[Start of Attachment]

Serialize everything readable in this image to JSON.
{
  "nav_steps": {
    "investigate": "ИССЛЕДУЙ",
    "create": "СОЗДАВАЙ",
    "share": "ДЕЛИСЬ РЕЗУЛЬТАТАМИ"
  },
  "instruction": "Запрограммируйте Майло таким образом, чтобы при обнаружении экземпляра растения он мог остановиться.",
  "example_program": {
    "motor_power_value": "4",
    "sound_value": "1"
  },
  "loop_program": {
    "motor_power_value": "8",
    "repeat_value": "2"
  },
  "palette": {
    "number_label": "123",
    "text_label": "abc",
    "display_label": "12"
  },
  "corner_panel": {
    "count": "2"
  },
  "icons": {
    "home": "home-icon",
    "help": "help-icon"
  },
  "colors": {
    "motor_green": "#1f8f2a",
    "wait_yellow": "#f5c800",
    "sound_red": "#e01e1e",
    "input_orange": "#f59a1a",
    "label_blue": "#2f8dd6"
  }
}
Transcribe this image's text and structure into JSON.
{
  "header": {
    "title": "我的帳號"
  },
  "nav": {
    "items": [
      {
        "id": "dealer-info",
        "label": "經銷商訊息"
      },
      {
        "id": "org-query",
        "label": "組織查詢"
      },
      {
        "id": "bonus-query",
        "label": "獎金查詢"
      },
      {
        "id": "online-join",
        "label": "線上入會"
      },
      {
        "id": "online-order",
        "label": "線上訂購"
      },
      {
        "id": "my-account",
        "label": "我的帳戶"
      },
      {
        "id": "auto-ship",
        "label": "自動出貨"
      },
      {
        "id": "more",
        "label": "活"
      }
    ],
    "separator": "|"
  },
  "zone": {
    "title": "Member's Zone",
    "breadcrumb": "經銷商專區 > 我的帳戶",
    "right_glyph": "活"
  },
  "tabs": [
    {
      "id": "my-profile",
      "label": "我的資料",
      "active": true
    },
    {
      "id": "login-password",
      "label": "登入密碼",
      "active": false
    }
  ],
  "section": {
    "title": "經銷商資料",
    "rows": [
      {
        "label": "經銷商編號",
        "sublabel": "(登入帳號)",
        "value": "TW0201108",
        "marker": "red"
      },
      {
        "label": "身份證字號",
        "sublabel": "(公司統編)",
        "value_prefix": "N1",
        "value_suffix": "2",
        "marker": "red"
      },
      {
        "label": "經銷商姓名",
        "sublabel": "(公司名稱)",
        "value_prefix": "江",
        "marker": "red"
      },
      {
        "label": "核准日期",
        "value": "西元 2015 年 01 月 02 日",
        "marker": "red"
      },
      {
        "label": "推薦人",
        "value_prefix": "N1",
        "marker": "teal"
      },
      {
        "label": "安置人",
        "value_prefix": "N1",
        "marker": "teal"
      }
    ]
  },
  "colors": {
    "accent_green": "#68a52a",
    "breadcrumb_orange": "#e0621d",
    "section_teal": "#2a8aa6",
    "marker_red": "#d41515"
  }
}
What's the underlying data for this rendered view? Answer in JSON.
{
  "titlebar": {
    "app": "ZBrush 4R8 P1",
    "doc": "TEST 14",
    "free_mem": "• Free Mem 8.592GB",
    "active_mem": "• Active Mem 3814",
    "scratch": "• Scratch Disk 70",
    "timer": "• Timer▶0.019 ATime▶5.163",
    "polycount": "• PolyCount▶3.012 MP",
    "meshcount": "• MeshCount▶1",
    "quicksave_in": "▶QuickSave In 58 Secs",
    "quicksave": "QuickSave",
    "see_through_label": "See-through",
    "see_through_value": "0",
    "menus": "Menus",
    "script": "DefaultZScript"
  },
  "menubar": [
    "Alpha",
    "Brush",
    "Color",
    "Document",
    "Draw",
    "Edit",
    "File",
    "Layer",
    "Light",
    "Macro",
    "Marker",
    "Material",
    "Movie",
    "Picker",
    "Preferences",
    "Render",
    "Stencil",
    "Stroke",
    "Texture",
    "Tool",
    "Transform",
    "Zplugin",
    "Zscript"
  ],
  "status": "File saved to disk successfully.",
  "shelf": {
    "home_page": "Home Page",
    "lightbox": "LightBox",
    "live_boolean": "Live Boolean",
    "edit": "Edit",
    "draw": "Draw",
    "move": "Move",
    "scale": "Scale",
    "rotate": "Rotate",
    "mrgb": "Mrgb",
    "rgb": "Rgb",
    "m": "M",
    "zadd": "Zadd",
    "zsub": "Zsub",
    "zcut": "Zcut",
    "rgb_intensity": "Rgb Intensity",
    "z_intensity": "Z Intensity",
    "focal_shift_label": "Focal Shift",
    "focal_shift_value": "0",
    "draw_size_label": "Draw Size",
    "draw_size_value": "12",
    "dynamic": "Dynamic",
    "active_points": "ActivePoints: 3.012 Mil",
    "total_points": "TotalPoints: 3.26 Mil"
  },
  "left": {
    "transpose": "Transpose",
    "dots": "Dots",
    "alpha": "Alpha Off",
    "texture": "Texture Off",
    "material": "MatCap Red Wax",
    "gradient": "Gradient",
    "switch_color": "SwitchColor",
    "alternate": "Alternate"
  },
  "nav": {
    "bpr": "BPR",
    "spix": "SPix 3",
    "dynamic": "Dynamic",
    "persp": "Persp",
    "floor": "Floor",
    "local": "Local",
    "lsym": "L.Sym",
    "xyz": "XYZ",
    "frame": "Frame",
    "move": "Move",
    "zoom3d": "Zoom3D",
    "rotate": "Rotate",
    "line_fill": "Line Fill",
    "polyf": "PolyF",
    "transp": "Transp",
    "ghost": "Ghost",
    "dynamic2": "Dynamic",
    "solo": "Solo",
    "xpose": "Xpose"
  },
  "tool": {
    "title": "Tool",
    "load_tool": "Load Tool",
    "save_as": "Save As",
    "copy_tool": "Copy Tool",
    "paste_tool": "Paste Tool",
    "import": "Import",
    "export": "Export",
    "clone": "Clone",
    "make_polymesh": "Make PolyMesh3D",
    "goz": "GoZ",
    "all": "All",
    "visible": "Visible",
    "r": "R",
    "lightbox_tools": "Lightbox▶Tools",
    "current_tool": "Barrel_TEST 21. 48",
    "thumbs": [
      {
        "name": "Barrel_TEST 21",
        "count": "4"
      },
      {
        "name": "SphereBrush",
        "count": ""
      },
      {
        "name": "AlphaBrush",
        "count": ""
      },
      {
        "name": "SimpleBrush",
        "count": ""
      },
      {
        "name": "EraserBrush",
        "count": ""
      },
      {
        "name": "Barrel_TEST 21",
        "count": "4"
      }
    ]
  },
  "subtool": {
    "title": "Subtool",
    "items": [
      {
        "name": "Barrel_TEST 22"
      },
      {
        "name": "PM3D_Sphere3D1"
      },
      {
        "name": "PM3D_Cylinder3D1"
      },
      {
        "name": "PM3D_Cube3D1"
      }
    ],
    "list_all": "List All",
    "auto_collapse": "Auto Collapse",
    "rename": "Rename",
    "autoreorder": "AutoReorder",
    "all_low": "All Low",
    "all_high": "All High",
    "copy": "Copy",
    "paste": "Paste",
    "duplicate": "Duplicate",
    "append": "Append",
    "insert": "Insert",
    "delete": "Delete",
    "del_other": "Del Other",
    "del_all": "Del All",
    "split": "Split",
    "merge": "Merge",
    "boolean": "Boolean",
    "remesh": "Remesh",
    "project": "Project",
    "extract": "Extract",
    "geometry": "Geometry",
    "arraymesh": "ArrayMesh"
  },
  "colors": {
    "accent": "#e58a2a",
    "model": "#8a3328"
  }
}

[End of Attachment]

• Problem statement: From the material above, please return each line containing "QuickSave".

• Exercise result:
    "quicksave_in": "▶QuickSave In 58 Secs",
    "quicksave": "QuickSave",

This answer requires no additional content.